The problem is this is not quite the bargain that it first seems. Adding a stand and pedals puts you north of $800. And though, for that price, you get an attractive keyboard with nice sound and features, you still have a cheap, somewhat wobbly stand and plastic pedals. Which wouldn't be so bad if there weren't a better all-around package from Casio...
First place - Casio AP-200
Retail price: $799
Pros: Cheapest entry point to a solid, furniture-style stand; great Casio feel; better speakers than anything else on this list
Cons: No USB, speakers still wimpy compared to other furniture-style digital pianos
Verdict: The whole package.
There are probably 10 to 15 digital pianos I might consider for $800 to $1000. Some Yamaha's in that price range have upgraded keyboards, which are equal to the Casios in terms of feel (to my experience). Others have lots of voices (irrelevant to me, but maybe fun for parties). Otherwise sneer at the little 8 watt speakers in this thing, and come back with big ole house-vibratin' 40 watt monsters. "Honey, you're waking up the neighbors!" There are some very compelling offerings at the same price as this Casio, and even beyond it.
... if you gave me $1,000 to purchase a digital piano, I would buy this $800 Casio, and spend the rest on a nice dinner with Sue at Fogo de Chao. (With a Catena Malbec, of course. Great grilled meat wine.) This piano has almost everything I would be looking for, but doesn't price itself out of the market with unecessary features.

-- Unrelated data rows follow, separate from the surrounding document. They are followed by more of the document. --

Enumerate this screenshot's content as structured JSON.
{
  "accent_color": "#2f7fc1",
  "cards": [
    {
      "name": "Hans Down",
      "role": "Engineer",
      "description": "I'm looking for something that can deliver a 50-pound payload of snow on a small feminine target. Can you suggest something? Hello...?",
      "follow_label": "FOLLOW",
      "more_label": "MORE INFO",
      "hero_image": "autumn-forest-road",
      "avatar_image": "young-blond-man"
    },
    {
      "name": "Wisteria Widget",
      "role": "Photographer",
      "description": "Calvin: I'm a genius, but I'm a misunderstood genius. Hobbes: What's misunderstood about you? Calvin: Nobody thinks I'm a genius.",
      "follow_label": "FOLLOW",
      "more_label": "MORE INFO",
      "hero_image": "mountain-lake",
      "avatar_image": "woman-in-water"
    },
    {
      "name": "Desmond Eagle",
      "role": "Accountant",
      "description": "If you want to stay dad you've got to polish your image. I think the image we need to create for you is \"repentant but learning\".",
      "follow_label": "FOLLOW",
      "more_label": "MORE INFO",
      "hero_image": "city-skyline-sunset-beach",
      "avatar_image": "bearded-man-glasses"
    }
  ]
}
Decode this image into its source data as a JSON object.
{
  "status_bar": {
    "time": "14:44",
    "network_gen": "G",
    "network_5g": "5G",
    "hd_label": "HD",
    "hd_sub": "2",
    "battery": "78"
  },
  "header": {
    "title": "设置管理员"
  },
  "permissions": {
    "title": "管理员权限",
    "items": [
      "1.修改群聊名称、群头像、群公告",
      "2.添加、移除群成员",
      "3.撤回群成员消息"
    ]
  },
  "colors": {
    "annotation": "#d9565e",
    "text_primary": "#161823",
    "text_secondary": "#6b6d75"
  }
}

It's a bare-bones, no frills, no nonsense digital piano, on a solid, heavy stand.
Of course, if I were in the market, I would be giddy at the thought of playing any of these.
If, that is.